In the Middle Ages it was widely used to heal the wounds of the arms, hence, in Spanish, it also known as ” Hierba de las heridas”, meaning “Herb for the wounds.”
Farmers and loggers often used it to disinfect cuts made with farm tools or cutting tools, such as plows, hoes, shears, axes, etc. Hence the name in Spanish of ” Hierba del podador (” Trimmer grass”)
When firearm were first invented, agrimony was used to heal the wounds of the bullets of the musket and prevent these became infected.
The hemostatic ability of this herb, that is its power to contract the tissue and stop the outflow of blood is recognized in Spanish name “mermasangre.” (= ” blood decreaser”)
Its popular Spanish name ” Te del norte” (= ” Tea of the North”) responds to the common use by the peoples of northern Europe, as a substitute for real tea, since the latter was too expensive for their income.
It has also traditionally been used for insomnia. To this end, people used to introduced the dried leaves of the plant within the pillow.
A less common use is described in the Bald’s Leechbook, a medical remedy book written in Old English in the ninth century AD. According to this manuscript, the liverwort could be used to cure impotence. This should be done with a decoction of the herb in milk. In case of an “excessive virility,” according to this book, it could be cooked with beer, in which case, it had the opposite effect.
French people have used it and are still using it, along with other herbs, to make a tonic tea to be taken in the spring.
New and Complete Encyclopedia, published in New York in 1805 described it thus:

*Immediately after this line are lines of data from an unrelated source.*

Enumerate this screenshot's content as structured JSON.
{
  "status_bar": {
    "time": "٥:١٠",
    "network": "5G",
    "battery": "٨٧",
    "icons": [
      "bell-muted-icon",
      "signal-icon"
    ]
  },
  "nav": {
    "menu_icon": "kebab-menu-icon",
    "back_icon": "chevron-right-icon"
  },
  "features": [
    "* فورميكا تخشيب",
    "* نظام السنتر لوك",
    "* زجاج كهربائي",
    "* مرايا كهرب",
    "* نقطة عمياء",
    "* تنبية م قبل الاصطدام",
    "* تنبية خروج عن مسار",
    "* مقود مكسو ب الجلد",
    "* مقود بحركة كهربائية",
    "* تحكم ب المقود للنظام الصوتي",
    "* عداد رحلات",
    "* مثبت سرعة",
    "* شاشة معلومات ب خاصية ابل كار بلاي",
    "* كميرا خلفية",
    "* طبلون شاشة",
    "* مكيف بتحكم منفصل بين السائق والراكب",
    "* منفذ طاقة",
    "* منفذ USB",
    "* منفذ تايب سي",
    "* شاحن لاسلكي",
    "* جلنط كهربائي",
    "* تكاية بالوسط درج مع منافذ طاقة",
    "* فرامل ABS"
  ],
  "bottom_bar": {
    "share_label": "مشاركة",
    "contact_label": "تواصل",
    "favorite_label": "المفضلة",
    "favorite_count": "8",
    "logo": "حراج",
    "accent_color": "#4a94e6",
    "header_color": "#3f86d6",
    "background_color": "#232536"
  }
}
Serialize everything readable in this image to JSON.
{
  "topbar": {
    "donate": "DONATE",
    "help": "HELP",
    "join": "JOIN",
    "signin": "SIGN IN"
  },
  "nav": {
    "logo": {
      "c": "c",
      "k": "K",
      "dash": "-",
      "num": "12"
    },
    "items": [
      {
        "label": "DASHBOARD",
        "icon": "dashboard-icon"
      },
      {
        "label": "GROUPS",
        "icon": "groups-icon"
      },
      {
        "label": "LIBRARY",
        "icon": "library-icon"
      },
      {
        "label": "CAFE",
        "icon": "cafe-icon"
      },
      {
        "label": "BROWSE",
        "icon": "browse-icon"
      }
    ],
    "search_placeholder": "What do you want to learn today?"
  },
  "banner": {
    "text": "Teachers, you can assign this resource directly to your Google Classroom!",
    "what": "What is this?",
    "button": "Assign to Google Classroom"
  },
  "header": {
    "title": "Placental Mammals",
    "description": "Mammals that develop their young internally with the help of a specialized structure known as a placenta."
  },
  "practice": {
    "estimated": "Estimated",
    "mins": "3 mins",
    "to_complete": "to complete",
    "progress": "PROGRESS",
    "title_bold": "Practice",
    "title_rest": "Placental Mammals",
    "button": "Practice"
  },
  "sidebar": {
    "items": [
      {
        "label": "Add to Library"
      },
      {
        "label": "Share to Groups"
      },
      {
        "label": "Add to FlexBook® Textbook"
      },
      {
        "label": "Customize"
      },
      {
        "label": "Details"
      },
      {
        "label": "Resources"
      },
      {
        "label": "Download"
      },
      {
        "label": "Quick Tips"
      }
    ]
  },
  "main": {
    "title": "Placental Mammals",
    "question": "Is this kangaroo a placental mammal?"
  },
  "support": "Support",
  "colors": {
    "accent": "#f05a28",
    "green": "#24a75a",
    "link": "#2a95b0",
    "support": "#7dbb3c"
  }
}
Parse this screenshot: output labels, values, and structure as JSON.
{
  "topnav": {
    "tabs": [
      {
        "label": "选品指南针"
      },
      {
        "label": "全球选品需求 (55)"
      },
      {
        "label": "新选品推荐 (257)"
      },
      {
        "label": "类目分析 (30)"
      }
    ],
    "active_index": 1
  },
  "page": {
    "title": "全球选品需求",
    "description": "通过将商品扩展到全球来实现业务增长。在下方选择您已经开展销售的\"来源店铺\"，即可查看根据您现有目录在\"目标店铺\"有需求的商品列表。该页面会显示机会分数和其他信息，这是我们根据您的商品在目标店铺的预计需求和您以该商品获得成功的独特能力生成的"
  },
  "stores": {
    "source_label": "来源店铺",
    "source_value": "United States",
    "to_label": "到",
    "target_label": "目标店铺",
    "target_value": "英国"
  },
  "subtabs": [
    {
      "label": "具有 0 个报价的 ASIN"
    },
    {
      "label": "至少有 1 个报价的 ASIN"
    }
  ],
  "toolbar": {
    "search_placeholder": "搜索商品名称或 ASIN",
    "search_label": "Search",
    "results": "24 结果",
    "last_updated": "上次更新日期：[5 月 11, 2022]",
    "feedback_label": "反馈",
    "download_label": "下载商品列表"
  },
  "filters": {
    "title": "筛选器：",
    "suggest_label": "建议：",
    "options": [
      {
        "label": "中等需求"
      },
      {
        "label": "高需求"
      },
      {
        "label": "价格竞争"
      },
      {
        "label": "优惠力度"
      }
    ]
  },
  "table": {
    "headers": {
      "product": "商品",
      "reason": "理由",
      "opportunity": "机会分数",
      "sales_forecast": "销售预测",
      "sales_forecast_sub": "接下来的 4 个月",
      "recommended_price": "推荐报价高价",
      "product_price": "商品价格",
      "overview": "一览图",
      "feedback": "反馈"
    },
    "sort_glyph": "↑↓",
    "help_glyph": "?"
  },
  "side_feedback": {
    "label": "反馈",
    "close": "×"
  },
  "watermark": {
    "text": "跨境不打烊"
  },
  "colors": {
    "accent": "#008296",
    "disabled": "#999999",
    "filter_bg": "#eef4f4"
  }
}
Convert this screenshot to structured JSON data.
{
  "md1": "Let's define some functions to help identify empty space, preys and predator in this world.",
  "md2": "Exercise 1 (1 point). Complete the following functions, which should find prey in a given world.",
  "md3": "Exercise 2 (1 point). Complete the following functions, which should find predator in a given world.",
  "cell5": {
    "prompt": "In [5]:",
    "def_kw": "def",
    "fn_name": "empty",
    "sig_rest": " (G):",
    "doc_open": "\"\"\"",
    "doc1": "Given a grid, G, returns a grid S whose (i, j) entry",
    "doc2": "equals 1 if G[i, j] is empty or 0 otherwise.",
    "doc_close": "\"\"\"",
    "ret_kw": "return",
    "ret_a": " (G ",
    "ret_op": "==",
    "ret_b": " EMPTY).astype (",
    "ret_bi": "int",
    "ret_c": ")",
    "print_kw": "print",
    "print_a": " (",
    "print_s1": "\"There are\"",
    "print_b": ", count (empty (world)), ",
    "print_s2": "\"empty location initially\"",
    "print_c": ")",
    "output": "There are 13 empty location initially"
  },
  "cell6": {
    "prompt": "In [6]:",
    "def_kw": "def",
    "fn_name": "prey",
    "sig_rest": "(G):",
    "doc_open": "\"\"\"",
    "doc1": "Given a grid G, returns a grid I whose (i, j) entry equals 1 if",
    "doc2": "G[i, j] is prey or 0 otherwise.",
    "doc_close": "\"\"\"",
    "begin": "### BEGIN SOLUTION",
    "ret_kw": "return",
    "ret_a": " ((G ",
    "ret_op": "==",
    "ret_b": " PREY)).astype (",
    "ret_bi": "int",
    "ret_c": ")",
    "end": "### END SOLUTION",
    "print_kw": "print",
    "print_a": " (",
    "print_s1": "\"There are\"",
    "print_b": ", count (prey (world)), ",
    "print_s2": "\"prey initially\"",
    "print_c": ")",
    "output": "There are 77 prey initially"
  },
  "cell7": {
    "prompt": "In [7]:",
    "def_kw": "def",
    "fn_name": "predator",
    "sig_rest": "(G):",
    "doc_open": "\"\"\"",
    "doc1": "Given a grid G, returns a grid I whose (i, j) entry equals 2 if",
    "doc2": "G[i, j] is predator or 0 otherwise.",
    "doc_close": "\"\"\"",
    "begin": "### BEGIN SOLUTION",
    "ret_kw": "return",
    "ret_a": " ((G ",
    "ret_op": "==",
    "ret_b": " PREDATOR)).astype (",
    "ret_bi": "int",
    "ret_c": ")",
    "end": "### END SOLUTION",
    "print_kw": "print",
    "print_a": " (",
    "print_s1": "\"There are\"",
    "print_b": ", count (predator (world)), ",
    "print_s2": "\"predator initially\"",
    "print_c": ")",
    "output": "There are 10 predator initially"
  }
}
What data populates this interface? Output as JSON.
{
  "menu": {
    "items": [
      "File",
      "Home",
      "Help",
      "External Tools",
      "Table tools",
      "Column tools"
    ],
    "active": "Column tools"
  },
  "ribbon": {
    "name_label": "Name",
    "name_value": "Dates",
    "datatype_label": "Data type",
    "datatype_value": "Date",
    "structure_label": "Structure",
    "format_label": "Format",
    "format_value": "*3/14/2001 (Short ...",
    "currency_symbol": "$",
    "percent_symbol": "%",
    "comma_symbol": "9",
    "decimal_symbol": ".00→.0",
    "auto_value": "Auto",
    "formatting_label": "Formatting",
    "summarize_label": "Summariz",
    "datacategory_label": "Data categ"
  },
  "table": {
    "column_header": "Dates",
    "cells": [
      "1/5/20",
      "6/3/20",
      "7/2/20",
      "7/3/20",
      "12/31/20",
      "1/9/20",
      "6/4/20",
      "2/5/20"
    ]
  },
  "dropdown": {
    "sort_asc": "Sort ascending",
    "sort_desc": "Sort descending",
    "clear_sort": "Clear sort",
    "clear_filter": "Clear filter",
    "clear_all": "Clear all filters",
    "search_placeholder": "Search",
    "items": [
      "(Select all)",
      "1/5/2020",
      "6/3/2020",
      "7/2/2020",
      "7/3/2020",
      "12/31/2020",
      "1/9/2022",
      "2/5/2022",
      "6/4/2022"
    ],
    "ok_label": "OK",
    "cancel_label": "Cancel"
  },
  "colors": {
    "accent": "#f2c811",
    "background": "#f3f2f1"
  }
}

|” Common agrimony, grows natural in the woods. It is eaten by sheep and goats, but refused by horses and swine. The Canadians are said to use an infusion of the root in burning fevers with great success. An infusion of six ounces of the crown of the root in a quart of boiling water sweetened with honey, and half a pint of it drank three times a-day is an effectual cure for the jaundice, according to Dr. Hsl. He advises to begin with a vomit, afterwards to keep the belly soluble, and to continue the medicine as long as any symptom of the disease remains. It is said to be a detergent, and strengthener of the viscera. Herein it is recommended in scorbutic disorders, in debility of the intestines. Digested in whey, it is a useful diet drink for the spring-season, not ungrateful for the palate or stomach. Dr Alston says, that the best of administering this herb, is in powder, when the intention is to corroborate; and that if thus taken in a large quantity, we may expect many of the effects of the bark from it in agues.”|
Externally, the current use of the liverwort focuses on respiratory tract infections such as tonsillitis, pharyngitis, sinusitis, etc. (More information on the “Properties agrimony” in the listing above)
Main curative properties of agrimony
Other agrimony properties:
– Agrimony, edible plant: with the agrimony seeds, when dried and ground, flour is obtained which has been used as food in times of scarcity.
– Agrimony, dyeing plant: Agrimony can be used as a dyeing plant. The whole plant has been used in some countries to dye wool yellow. If harvested in September, the plant produces a light yellow tint. When the collection is done later, it produces a darker yellow.
– Agrimony, a plant for tanning leather . The richness of this plant in tannins makes it suitable for tanning leather.
– Agrimony, an ornamental plant: Liverwort is a plant that can be grown easily. The beauty of its leaves and long spikes of yellow flowers make it suitable as a garden plant.
More information on agrimony.